> Exercise instructions
Copy each line of the entries that contains the word "this".

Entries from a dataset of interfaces
═══
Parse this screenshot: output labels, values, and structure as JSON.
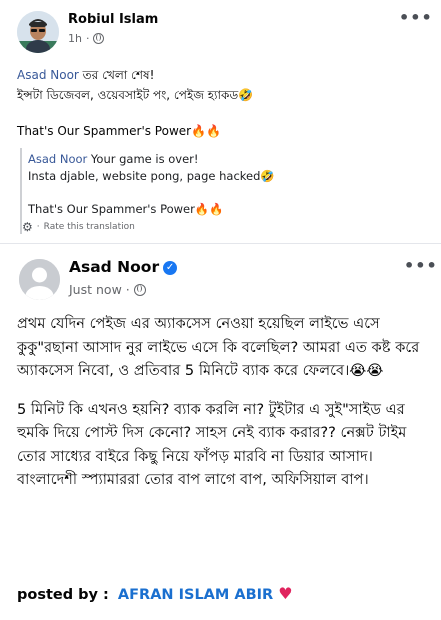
{
  "post1": {
    "author": "Robiul Islam",
    "time": "1h",
    "more_label": "•••",
    "mention": "Asad Noor",
    "line1_rest": " তর খেলা শেষ!",
    "line2": "ইন্সটা ডিজেবল, ওয়েবসাইট পং, পেইজ হ্যাকড🤣",
    "line3": "That's Our Spammer's Power🔥🔥",
    "translation": {
      "mention": "Asad Noor",
      "line1_rest": " Your game is over!",
      "line2": "Insta djable, website pong, page hacked🤣",
      "line3": "That's Our Spammer's Power🔥🔥",
      "rate_label": "Rate this translation"
    }
  },
  "post2": {
    "author": "Asad Noor",
    "time": "Just now",
    "more_label": "•••",
    "para1": "প্রথম যেদিন পেইজ এর অ্যাকসেস নেওয়া হয়েছিল লাইভে এসে কুকু\"রছানা আসাদ নুর লাইভে এসে কি বলেছিল? আমরা এত কষ্ট করে অ্যাকসেস নিবো, ও প্রতিবার 5 মিনিটে ব্যাক করে ফেলবে।😭😭",
    "para2": "5 মিনিট কি এখনও হয়নি? ব্যাক করলি না? টুইটার এ সুই\"সাইড এর হুমকি দিয়ে পোস্ট দিস কেনো? সাহস নেই ব্যাক করার?? নেক্সট টাইম তোর সাধ্যের বাইরে কিছু নিয়ে ফাঁপড় মারবি না ডিয়ার আসাদ। বাংলাদেশী স্প্যামাররা তোর বাপ লাগে বাপ, অফিসিয়াল বাপ।",
    "posted_label": "posted by :",
    "posted_name": "AFRAN ISLAM ABIR"
  },
  "colors": {
    "mention": "#385898",
    "verified": "#1877f2",
    "posted_name": "#1a6fcf",
    "heart": "#e0245e"
  }
}
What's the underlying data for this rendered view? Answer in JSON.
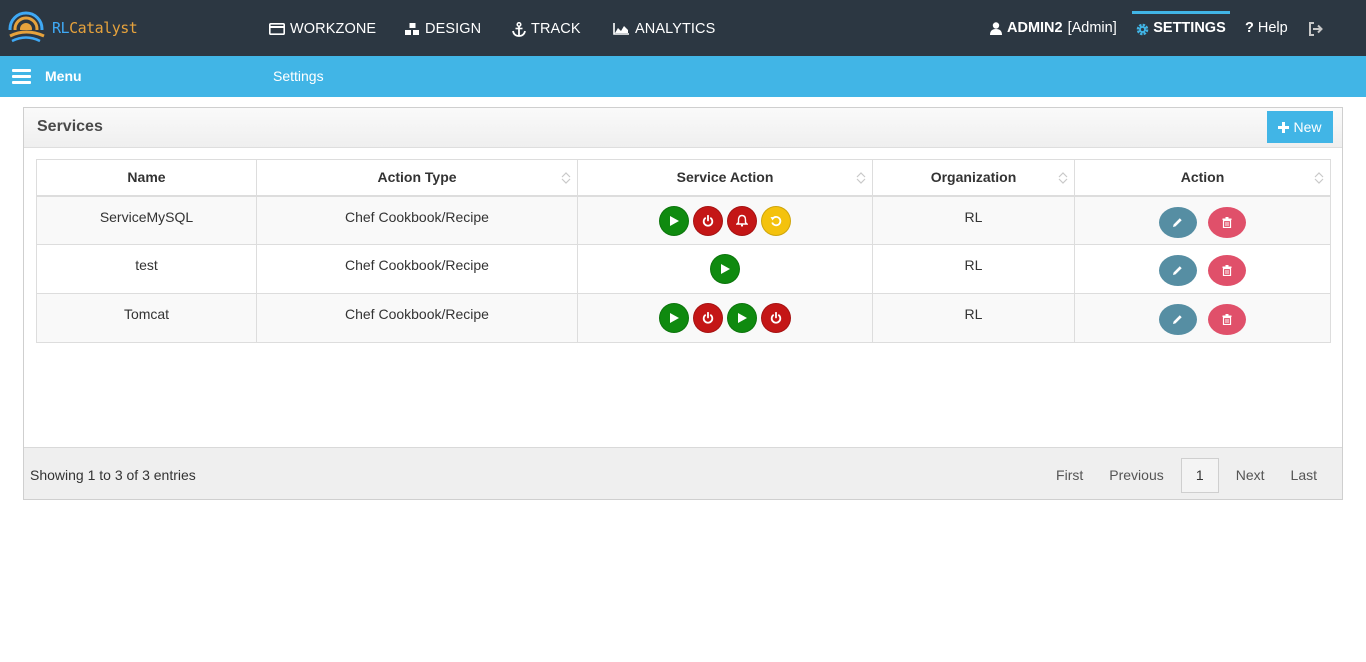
{
  "brand": {
    "name_part1": "RL",
    "name_part2": "Catalyst",
    "colors": {
      "blue": "#3fa9f5",
      "orange": "#e6a23c"
    }
  },
  "nav": {
    "items": [
      {
        "label": "WORKZONE",
        "icon": "workzone-icon"
      },
      {
        "label": "DESIGN",
        "icon": "design-icon"
      },
      {
        "label": "TRACK",
        "icon": "anchor-icon"
      },
      {
        "label": "ANALYTICS",
        "icon": "chart-icon"
      }
    ],
    "user_name": "ADMIN2",
    "user_role": "[Admin]",
    "settings_label": "SETTINGS",
    "help_label": "Help"
  },
  "subbar": {
    "menu_label": "Menu",
    "breadcrumb": "Settings"
  },
  "panel": {
    "title": "Services",
    "new_label": "New"
  },
  "table": {
    "columns": [
      "Name",
      "Action Type",
      "Service Action",
      "Organization",
      "Action"
    ],
    "rows": [
      {
        "name": "ServiceMySQL",
        "action_type": "Chef Cookbook/Recipe",
        "service_actions": [
          "start",
          "stop",
          "alert",
          "restart"
        ],
        "organization": "RL"
      },
      {
        "name": "test",
        "action_type": "Chef Cookbook/Recipe",
        "service_actions": [
          "start"
        ],
        "organization": "RL"
      },
      {
        "name": "Tomcat",
        "action_type": "Chef Cookbook/Recipe",
        "service_actions": [
          "start",
          "stop",
          "start",
          "stop"
        ],
        "organization": "RL"
      }
    ]
  },
  "footer": {
    "entries_text": "Showing 1 to 3 of 3 entries",
    "pager": {
      "first": "First",
      "previous": "Previous",
      "current": "1",
      "next": "Next",
      "last": "Last"
    }
  },
  "colors": {
    "topbar": "#2c3742",
    "accent": "#41b5e6",
    "start": "#0f8a0f",
    "stop": "#c41616",
    "restart": "#f4c20d",
    "edit": "#568ea3",
    "delete": "#e0506a"
  }
}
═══
> Response to the exercise
Parse this screenshot: output labels, values, and structure as JSON.
      "rate_label": "Rate this translation"
What's the underlying data for this rendered view? Answer in JSON.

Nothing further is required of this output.